In SCI-Arc’s Master of Arts in Fiction and Entertainment one-year program, students work with world-renowned professionals in the worlds of film, fiction, animation, marketing, games, and documentary making to build new forms of creative practice.
We often design fictions as a way to come to terms with conditions that reality struggles to grasp. Where stories of imagined lands, help us to visualise alternative futures that sit outside of the ones that all too often feels inescapable. Such stories can transport us, often they are antidotes to an angry and broken world. Sometimes we tell stories to comfort us, to educate or empower us, to add mystery or to strip it away, to fall in love all over again or to scream with rage. We craft such tales because today such madness is the only way of staying sane.
Generously funded by a grant from the Alfred P. Sloan Foundation, “Our Automated Future: Science through Storytelling” takes a journey into a series of speculative futures crafted by students in SCI-Arc’s EDGE Fiction and Entertainment postgraduate program directed by coordinator Liam Young with program faculty Alexey Marfin.
Our perception of the world is largely shaped through the mediums of fiction.
What we think the world looks like is largely determined by fiction and entertainment—extraordinary shared languages through which we exchange ideas and engage with our environment. It is impossible to underestimate the importance of media in the production of culture.
In SCI-Arc Edge’s Fiction and Entertainment program, we engage the techniques of popular culture to imagine and visualize alternative worlds. Deeply embedded in the entertainment industry of Los Angeles, this program is a place to start telling new kinds of stories about the emerging conditions of the twenty-first century.
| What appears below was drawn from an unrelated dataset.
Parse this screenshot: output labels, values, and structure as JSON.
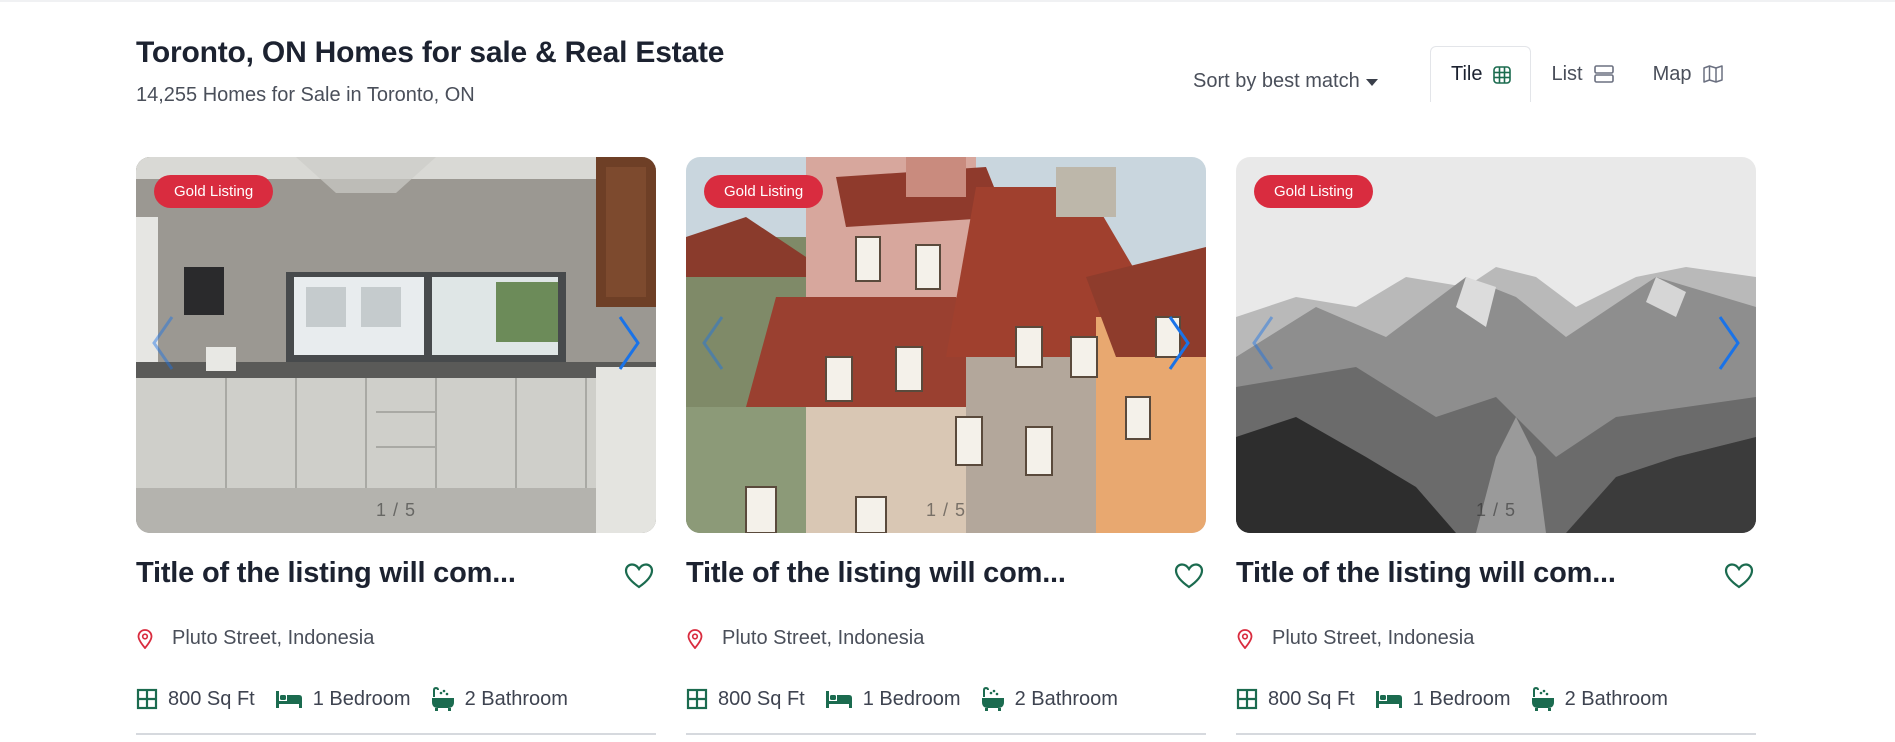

‘Earth Mother Sky Father’ is a live-action music video by SCI-Arc Fiction & Entertainment student Kordae Jatafa Henry that takes place in the year 2030 when the Congo is no longer shipping unrefined rare earth minerals out to sea but is keeping its wealth onshore and in the ground.
‘Last Choice’ is a hybrid documentary by SCI-Arc Fiction & Entertainment student Lu Te-Hsing exploring Hikikomori, a condition of social-withdrawal prevalent among young men in Japan.
‘Valentine in Things City’ by SCI-Arc Fiction & Entertainment student Viviane Komati is a research and design project that imagines the future of post-human spaces like Google data centers and Amazon warehouses.
In a near future Los Angeles everyone sees the city through their own set of augmented reality contact lenses.
As Elon Musk launches his mission to Mars, Trump announces the formation of Space Force and China broadcasts new narratives of industrial dominance, technology, politics, and fiction are merging together.
Architectural Technologies Final Degree Studio taught by Marcelo Spina looked at technologies of automation and the role that new forms of artificial intelligence play in reshaping our built environment, as well as their capacity to engender sublime and yet plausible images of near future speculative reality.
Proposing a new armature for stage design, this project by SCI-Arc EDGE student Maxime Lefebvre in Marcelo Spina and Casey Rehm’s Architectural Technologies Postgraduate Program develops and utilizes an A.I model which collects, samples and reimagines stage imagery while tracking and mapping a panel system in motion.